In this contribution to the current policy debate on financial regulation, I argue that some of the strongest critics of credit derivatives have been mistaken in focussing on credit default swap (CDS) as the main contributor to the banking crisis of 2007-2008. Problems in this market will be greatly reduced with the on-going expansion of Central Counterparty Clearing. The main remaining concern is that information on aggregated positions of counterparties be effectively transmitted to the authority responsible for monitoring systemic risk. More problematic is the issue of achieving greater transparency about risks in CDO's, CLO's and other structured credit products. Here the excessive reliance on ratings has meant that information relevant to assessing risks has been systemically discarded. Worse still, no one has been incentivised to collect and transmit this information. Addressing this problem will require regulators to look at the whole information process along the entire originate-to-distribute product chain. A copy of the paper is available for download here.
How Do Finance Specialists Think? Talk in the LSE series of "How Social Scientists Think" January 2008

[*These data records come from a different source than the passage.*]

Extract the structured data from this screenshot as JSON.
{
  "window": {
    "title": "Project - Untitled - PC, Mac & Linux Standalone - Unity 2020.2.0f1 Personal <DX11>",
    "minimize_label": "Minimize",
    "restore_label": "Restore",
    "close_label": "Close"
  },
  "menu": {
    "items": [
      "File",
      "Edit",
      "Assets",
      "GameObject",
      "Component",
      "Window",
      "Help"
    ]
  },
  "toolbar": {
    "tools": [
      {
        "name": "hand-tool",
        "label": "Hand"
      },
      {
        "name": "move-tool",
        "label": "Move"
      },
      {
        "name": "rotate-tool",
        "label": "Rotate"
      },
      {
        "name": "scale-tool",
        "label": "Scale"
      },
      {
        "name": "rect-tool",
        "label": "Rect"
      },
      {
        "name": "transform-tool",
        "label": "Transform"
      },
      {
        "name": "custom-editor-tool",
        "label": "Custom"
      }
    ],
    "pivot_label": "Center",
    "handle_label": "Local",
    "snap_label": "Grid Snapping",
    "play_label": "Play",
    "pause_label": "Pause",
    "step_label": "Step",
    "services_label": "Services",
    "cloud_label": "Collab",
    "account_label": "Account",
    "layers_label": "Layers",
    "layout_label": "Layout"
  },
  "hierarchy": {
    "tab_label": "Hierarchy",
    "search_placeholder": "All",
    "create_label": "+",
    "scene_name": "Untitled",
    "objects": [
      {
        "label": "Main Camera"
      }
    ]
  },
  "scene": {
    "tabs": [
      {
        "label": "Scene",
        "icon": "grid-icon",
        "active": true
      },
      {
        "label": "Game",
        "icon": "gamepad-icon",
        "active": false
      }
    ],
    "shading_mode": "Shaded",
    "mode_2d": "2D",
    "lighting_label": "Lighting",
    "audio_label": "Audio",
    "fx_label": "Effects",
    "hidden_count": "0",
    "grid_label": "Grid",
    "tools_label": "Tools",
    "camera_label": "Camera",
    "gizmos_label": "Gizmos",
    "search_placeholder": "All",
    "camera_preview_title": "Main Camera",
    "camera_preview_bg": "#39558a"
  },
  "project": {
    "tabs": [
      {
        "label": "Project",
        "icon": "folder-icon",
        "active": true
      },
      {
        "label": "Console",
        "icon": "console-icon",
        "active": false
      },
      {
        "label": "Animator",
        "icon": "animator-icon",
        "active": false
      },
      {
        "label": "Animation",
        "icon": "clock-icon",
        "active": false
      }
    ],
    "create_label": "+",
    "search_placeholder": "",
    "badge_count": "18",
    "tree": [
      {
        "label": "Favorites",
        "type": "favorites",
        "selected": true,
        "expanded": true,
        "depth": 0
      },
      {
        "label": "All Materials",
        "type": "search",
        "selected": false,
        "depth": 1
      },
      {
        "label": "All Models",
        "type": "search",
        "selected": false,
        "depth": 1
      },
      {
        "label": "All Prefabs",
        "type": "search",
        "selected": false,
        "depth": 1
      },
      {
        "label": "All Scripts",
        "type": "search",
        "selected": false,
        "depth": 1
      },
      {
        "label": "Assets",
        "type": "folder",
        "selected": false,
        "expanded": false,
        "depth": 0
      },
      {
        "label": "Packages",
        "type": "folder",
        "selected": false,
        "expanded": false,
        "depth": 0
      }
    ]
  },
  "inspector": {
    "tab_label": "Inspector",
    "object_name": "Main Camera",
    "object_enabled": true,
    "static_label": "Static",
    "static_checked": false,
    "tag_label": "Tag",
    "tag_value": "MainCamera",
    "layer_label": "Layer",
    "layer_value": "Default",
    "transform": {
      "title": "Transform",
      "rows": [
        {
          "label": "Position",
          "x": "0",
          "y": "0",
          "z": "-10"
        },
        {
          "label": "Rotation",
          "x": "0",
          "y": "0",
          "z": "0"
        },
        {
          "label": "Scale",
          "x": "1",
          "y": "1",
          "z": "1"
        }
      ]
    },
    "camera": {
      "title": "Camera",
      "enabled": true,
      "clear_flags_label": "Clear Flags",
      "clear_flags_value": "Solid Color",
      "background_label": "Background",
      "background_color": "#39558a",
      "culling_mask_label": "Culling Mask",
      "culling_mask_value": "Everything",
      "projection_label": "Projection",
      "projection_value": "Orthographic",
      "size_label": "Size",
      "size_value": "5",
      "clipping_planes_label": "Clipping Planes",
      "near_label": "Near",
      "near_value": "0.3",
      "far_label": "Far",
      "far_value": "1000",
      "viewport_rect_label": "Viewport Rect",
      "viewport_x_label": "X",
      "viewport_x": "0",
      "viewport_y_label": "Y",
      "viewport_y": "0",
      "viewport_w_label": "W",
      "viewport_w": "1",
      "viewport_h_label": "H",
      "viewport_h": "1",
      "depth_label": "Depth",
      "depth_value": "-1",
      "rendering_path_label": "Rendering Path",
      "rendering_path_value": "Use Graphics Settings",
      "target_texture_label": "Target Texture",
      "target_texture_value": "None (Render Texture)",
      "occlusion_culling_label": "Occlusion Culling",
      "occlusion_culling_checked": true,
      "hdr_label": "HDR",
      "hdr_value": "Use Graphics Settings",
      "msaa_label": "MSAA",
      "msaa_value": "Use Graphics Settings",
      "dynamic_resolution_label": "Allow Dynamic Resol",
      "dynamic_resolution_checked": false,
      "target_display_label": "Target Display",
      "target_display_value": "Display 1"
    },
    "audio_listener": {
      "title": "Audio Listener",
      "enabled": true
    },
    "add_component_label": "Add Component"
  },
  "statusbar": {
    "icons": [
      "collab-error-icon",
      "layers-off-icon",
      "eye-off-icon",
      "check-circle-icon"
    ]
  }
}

In this talk for non-specialists I explain what I understand to be the key ideas that run through academic and practitioner work on financial questions and which define the intellectual make-up of finance specialists. I trace the development of finance to works of economists who studied problems of savings and investment. I argue that finance as a distinctive discipline began to emerge only after the tools needed to analyse choice making under uncertainty, notably expected utility theory and the notion of state-contingent claims, were available. However the core ideas that are shared by finance scholars and that distinguish them from other social sciences grew out of the study of no-arbitrage restrictions in complete markets. I trace the development of this theory from the 1958 contribution of Modigliani and Miller through the generalizations of Black-Scholes theory up to about 1980 when the main elements of the theory were complete. I then sketch some of the strands of finance research since then which have explored the consequences of a variety of financial market imperfections. I conclude that there is no unified theory of "imperfect capital markets". Nevertheless, there is shared implicit goal of achieving a body of thinking on imperfect markets which is as consistent and comprehensive as the theory of no-arbitrage in complete markets but which can stand up to empirical testing. A copy of the paper is available for download here.
In this short article I present some of the insights of dynamic corporate finance that are relevant to practitioners. I argue that in a dynamic context a firm’s financial policy should be chosen not only as related to existing activities but also with a view to how financial structure will affect the firm’s ability to undertake future growth opportunities. I discuss the implications of this for leverage, firm liquidity and hedging. A copy of the paper is available for download here.